In view of encouraging resource saving and environment protection, the Circulars also provide some preferential treatments. For example, resources extracted by way of filling mining may enjoy a 50% reduction on the resource tax payable, and resources extracted from a depleting mine may enjoy a 30% reduction. At the same time, provincial governments are also allowed to formulate other preferential tax treatment for extraction / utilization of low grade ore and wastes.
The implementation of this Resource Tax Reform is a very complicated and challenging task for China local government authorities. Along with the slowing down of China's economy, China's demand for natural resources is expected to stay on the downslope in the next few years, which provides a window for testing and adjusting Resource Tax policies. However, China will still remain a major natural resource consumption country, and the growing pressure of natural resource reservation and environment protection have to be considered in implementing the new Resource Tax policies and choosing the local tax rates.
As indicated in the Circulars, the Resource Tax Reform should not increase the tax burden of taxpayers "from an overall perspective". Given this guiding principle, provincial governments most likely will orient the new tax rate based on the current tax level first, instead of trying to make drastic changes right away. A possible strategy that may be taken by provincial governments is to slightly increase the Resource Tax on the natural resources for conventional energies, such as coal and iron, and to slightly reduce the Resource Tax on natural resources related to clean energies, such as natural gas. In the long run, the differentiated tax rates in different provinces may create some new opportunities for investors, and the provincial governments may also use their power to further lower local tax rates to attract investment in natural resources related to new energies.
As many domestic small-scale enterprises may not have the necessary technologies and capability to do filling mining and satisfy other conditions for tax reduction, they are likely to fade out of the market more quickly. In this regard, there will be more opportunities for investors to take in valuable assets in the market, and a further increase of merger and acquisition cases in the mining industry is likely to be observed in the next few years.

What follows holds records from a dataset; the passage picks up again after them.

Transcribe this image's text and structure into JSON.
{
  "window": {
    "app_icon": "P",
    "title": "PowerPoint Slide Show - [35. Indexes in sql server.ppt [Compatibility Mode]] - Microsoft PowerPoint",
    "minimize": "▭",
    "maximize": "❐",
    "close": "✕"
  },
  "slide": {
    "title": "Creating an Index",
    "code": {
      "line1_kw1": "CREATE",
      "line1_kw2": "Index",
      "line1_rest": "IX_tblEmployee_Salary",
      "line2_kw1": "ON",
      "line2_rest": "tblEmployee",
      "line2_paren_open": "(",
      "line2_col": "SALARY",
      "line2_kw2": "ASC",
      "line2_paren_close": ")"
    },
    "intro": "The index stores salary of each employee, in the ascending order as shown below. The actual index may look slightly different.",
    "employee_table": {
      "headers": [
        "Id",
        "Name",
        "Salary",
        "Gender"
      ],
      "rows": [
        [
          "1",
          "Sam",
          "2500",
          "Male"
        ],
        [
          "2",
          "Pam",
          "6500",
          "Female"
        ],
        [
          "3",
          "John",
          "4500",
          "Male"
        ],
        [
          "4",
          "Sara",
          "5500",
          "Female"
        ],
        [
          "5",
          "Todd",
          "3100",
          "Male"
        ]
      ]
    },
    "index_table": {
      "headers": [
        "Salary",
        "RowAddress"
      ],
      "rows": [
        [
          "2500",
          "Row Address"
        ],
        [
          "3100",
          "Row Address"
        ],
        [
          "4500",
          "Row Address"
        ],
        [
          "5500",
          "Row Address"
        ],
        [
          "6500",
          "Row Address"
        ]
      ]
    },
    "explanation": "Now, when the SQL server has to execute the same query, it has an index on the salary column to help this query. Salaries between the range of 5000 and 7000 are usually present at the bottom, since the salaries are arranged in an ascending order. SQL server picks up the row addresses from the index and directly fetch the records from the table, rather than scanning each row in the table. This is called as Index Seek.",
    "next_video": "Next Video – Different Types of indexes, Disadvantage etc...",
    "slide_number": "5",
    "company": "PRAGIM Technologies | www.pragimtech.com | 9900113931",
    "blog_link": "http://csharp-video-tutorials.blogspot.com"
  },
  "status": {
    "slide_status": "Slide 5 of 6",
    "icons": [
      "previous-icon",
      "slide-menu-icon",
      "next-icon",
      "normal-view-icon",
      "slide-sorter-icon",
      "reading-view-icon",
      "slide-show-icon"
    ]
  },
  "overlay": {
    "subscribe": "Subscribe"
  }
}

For taxpayers, the Resource Tax Reform's actual impacts could be fairly different depending on their location, target natural resources and the local tax rates. Taxpayers are suggested to keep good communication with the local authorities to cope with the incoming changes arising from the new local policies.